## [Task to carry out]
Your response must be the entire set of entries, reproduced word for word.

## [Task data]

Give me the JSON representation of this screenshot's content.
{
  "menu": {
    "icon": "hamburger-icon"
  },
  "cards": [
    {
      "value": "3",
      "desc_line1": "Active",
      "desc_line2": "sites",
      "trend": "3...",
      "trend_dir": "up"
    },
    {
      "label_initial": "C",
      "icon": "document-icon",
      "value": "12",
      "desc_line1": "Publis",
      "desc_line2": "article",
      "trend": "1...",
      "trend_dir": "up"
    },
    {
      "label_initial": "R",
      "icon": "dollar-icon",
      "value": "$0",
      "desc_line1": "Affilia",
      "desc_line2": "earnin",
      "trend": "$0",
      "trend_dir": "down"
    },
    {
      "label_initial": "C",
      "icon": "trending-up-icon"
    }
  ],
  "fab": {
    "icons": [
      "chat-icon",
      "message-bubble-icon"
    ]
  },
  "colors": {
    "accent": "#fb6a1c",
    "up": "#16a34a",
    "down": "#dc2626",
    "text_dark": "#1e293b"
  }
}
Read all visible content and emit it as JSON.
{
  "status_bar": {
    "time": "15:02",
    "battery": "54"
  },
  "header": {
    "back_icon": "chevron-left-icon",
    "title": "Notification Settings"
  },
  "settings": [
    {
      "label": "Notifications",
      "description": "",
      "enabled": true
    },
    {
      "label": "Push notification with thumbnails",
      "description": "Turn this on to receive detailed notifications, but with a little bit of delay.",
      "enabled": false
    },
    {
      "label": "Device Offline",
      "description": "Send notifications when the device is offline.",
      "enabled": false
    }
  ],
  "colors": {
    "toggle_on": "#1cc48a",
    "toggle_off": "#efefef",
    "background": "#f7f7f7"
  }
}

## [Answer space]
Give me the JSON representation of this screenshot's content.
{
  "menu": {
    "icon": "hamburger-icon"
  },
  "cards": [
    {
      "value": "3",
      "desc_line1": "Active",
      "desc_line2": "sites",
      "trend": "3...",
      "trend_dir": "up"
    },
    {
      "label_initial": "C",
      "icon": "document-icon",
      "value": "12",
      "desc_line1": "Publis",
      "desc_line2": "article",
      "trend": "1...",
      "trend_dir": "up"
    },
    {
      "label_initial": "R",
      "icon": "dollar-icon",
      "value": "$0",
      "desc_line1": "Affilia",
      "desc_line2": "earnin",
      "trend": "$0",
      "trend_dir": "down"
    },
    {
      "label_initial": "C",
      "icon": "trending-up-icon"
    }
  ],
  "fab": {
    "icons": [
      "chat-icon",
      "message-bubble-icon"
    ]
  },
  "colors": {
    "accent": "#fb6a1c",
    "up": "#16a34a",
    "down": "#dc2626",
    "text_dark": "#1e293b"
  }
}
Read all visible content and emit it as JSON.
{
  "status_bar": {
    "time": "15:02",
    "battery": "54"
  },
  "header": {
    "back_icon": "chevron-left-icon",
    "title": "Notification Settings"
  },
  "settings": [
    {
      "label": "Notifications",
      "description": "",
      "enabled": true
    },
    {
      "label": "Push notification with thumbnails",
      "description": "Turn this on to receive detailed notifications, but with a little bit of delay.",
      "enabled": false
    },
    {
      "label": "Device Offline",
      "description": "Send notifications when the device is offline.",
      "enabled": false
    }
  ],
  "colors": {
    "toggle_on": "#1cc48a",
    "toggle_off": "#efefef",
    "background": "#f7f7f7"
  }
}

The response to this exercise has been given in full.